GOP Candidates Seen as Religious—Except Trump

WASHINGTON, D.C. (Jan. 27, 2016) – While the conventional wisdom in American politics has long been that someone who is not religious cannot be elected president of the United States, a new Pew Research Center survey finds that one of the candidates who is widely viewed by Republicans as a potentially “good” or “great” president, Donald Trump, is not widely seen as a religious person, even by those in his own party. And on the Democratic side, the share of Americans who say Hillary Clinton is not a religious person now stands at 43 percent, which is sharply higher than it was in the summer of 2007, when she was seeking the presidential nomination for the first time.

The new survey, conducted Jan. 7-14, 2016, among 2,009 adults, finds that the leading Republican presidential candidates are more widely viewed as religious people than are Clinton and Bernie Sanders.
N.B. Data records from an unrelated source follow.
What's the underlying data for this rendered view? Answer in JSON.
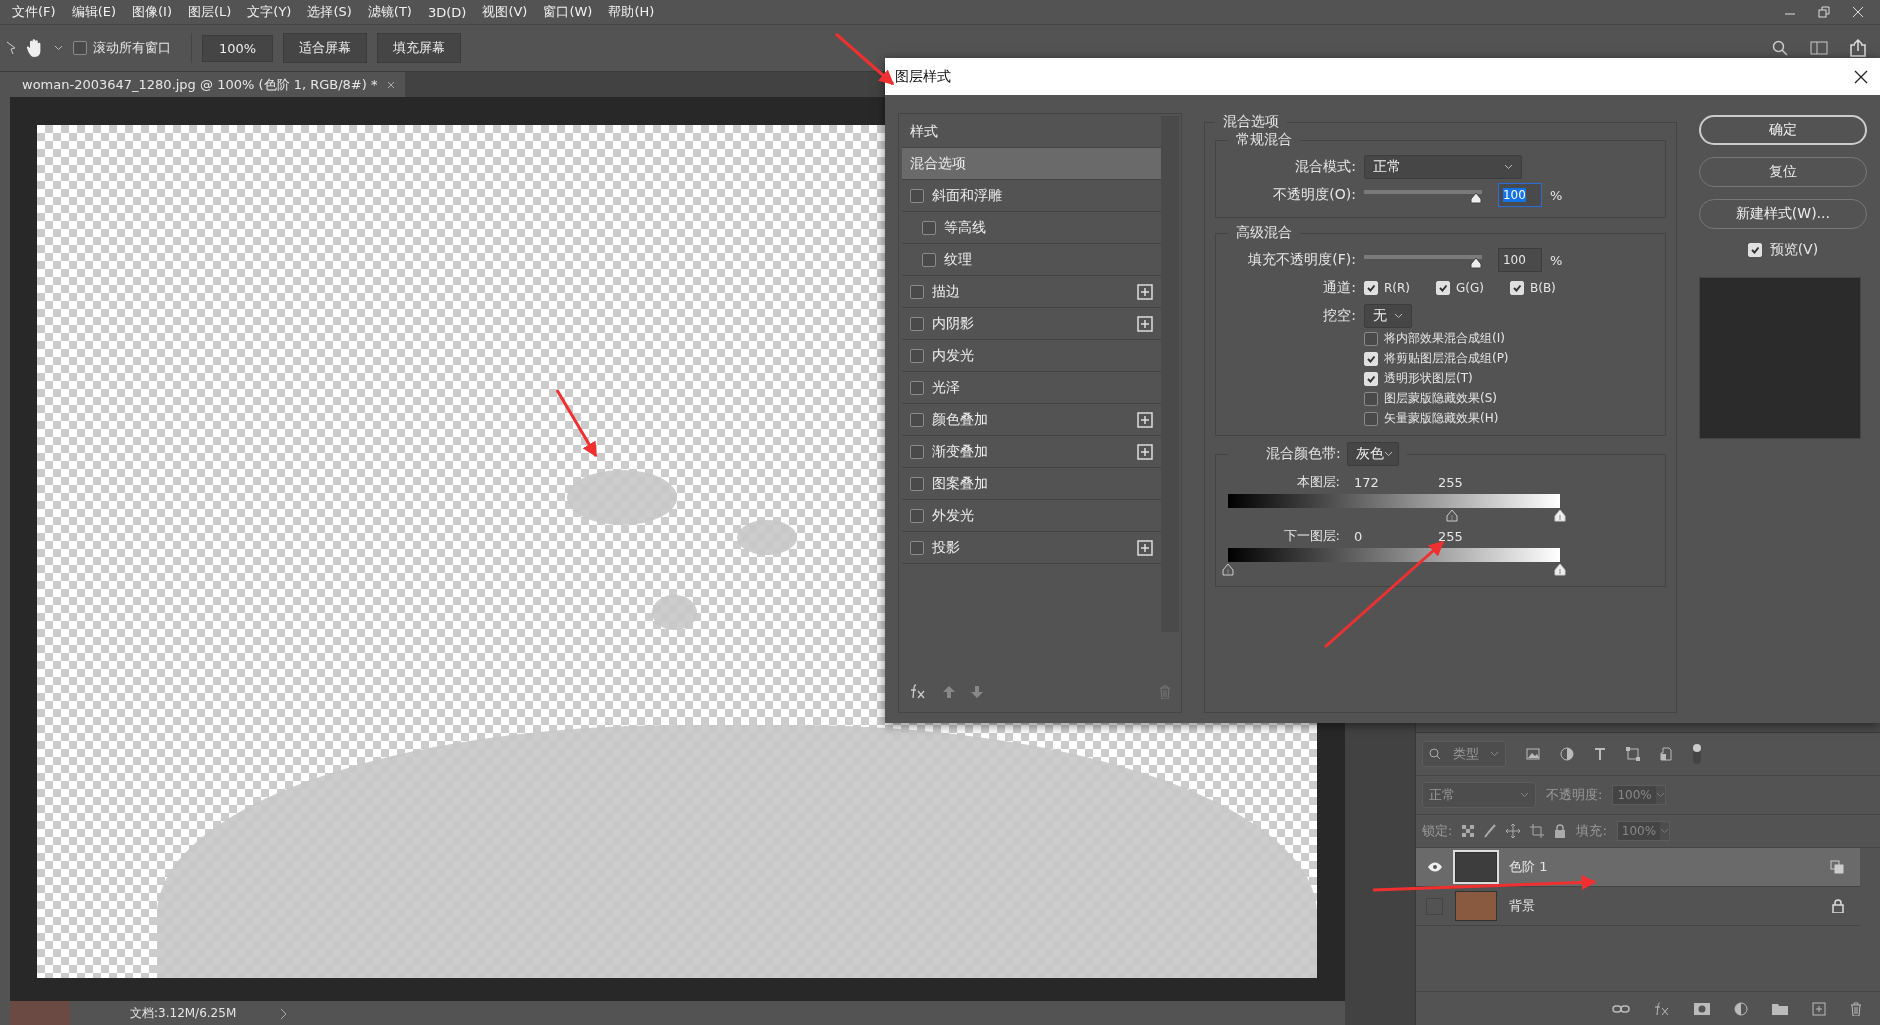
{
  "menu": [
    "文件(F)",
    "编辑(E)",
    "图像(I)",
    "图层(L)",
    "文字(Y)",
    "选择(S)",
    "滤镜(T)",
    "3D(D)",
    "视图(V)",
    "窗口(W)",
    "帮助(H)"
  ],
  "options_bar": {
    "scroll_all": {
      "label": "滚动所有窗口",
      "checked": false
    },
    "zoom": "100%",
    "buttons": [
      "适合屏幕",
      "填充屏幕"
    ]
  },
  "document_tab": {
    "title": "woman-2003647_1280.jpg @ 100% (色阶 1, RGB/8#) *"
  },
  "status_bar": {
    "doc_info": "文档:3.12M/6.25M"
  },
  "dialog": {
    "title": "图层样式",
    "style_items": [
      {
        "label": "样式",
        "kind": "header",
        "selected": false
      },
      {
        "label": "混合选项",
        "kind": "header",
        "selected": true
      },
      {
        "label": "斜面和浮雕",
        "kind": "effect",
        "checked": false,
        "selected": false,
        "addable": false
      },
      {
        "label": "等高线",
        "kind": "sub",
        "checked": false,
        "selected": false,
        "addable": false
      },
      {
        "label": "纹理",
        "kind": "sub",
        "checked": false,
        "selected": false,
        "addable": false
      },
      {
        "label": "描边",
        "kind": "effect",
        "checked": false,
        "selected": false,
        "addable": true
      },
      {
        "label": "内阴影",
        "kind": "effect",
        "checked": false,
        "selected": false,
        "addable": true
      },
      {
        "label": "内发光",
        "kind": "effect",
        "checked": false,
        "selected": false,
        "addable": false
      },
      {
        "label": "光泽",
        "kind": "effect",
        "checked": false,
        "selected": false,
        "addable": false
      },
      {
        "label": "颜色叠加",
        "kind": "effect",
        "checked": false,
        "selected": false,
        "addable": true
      },
      {
        "label": "渐变叠加",
        "kind": "effect",
        "checked": false,
        "selected": false,
        "addable": true
      },
      {
        "label": "图案叠加",
        "kind": "effect",
        "checked": false,
        "selected": false,
        "addable": false
      },
      {
        "label": "外发光",
        "kind": "effect",
        "checked": false,
        "selected": false,
        "addable": false
      },
      {
        "label": "投影",
        "kind": "effect",
        "checked": false,
        "selected": false,
        "addable": true
      }
    ],
    "blending": {
      "title": "混合选项",
      "general": {
        "title": "常规混合",
        "mode_label": "混合模式:",
        "mode": "正常",
        "opacity": {
          "label": "不透明度(O):",
          "level": 1,
          "value": "100",
          "unit": "%",
          "focused": true
        }
      },
      "advanced": {
        "title": "高级混合",
        "fill_opacity": {
          "label": "填充不透明度(F):",
          "level": 1,
          "value": "100",
          "unit": "%",
          "focused": false
        },
        "channels_label": "通道:",
        "channels": [
          {
            "label": "R(R)",
            "checked": true
          },
          {
            "label": "G(G)",
            "checked": true
          },
          {
            "label": "B(B)",
            "checked": true
          }
        ],
        "knockout_label": "挖空:",
        "knockout": "无",
        "options": [
          {
            "label": "将内部效果混合成组(I)",
            "checked": false
          },
          {
            "label": "将剪贴图层混合成组(P)",
            "checked": true
          },
          {
            "label": "透明形状图层(T)",
            "checked": true
          },
          {
            "label": "图层蒙版隐藏效果(S)",
            "checked": false
          },
          {
            "label": "矢量蒙版隐藏效果(H)",
            "checked": false
          }
        ]
      },
      "blend_if": {
        "label": "混合颜色带:",
        "value": "灰色",
        "bands": [
          {
            "label": "本图层:",
            "low": "172",
            "high": "255",
            "thumbs": [
              {
                "level": 0.6745
              },
              {
                "level": 1
              }
            ]
          },
          {
            "label": "下一图层:",
            "low": "0",
            "high": "255",
            "thumbs": [
              {
                "level": 0
              },
              {
                "level": 1
              }
            ]
          }
        ]
      }
    },
    "buttons": [
      {
        "label": "确定",
        "default": true
      },
      {
        "label": "复位",
        "default": false
      },
      {
        "label": "新建样式(W)...",
        "default": false
      }
    ],
    "preview": {
      "label": "预览(V)",
      "checked": true
    }
  },
  "layers_panel": {
    "filter": "类型",
    "blend_mode": "正常",
    "opacity_label": "不透明度:",
    "opacity": "100%",
    "lock_label": "锁定:",
    "fill_label": "填充:",
    "fill": "100%",
    "layers": [
      {
        "name": "色阶 1",
        "kind": "adjustment",
        "visible": true,
        "selected": true
      },
      {
        "name": "背景",
        "kind": "background",
        "visible": false,
        "selected": false
      }
    ]
  }
}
Roughly two-thirds of adults (68 percent) say they think Ben Carson is “very” or “somewhat” religious, while 65 percent say the same about Ted Cruz and 61 percent think Marco Rubio is a religious person. By comparison, 48 percent of adults say they believe Clinton is a religious person, and 40 percent think Sanders is “very” or “somewhat” religious.

The major exception to this pattern is Donald Trump; just 30 percent of U.S. adults view Trump as a religious person.

The new survey confirms that being an atheist continues to be one of the biggest perceived shortcomings a hypothetical presidential candidate could have, with 51 percent of adults indicating they would be less likely to vote for a presidential candidate who does not believe in God. The study also shows that having a president who shares their religious beliefs is important to many Americans, with about half of U.S. adults saying it is “very important” (27 percent) or “somewhat important”(24 percent) to have someone in the White House who shares their religious perspective. This view is particularly common with Republicans, among whom 64 percent say it is at least “somewhat important” to them that the president share their religious beliefs.

At the same time, many Republicans think Trump would be a good president despite his perceived lack of religiousness. Of the 56 percent of GOP voters who think Trump would be a good or great president, a substantial minority of them (17 percent of Republican registered voters overall) say they think Trump is not religious. The pattern is very different for the other leading GOP candidates; virtually all Republicans who think Cruz, Rubio and Carson would be successful presidents (and who express a view about their religiousness) also say they view those candidates as at least somewhat religious. Just 2 percent of GOP voters think Rubio would be a good president and that he is not particularly religious, with just 1 percent saying the same about Cruz and Carson.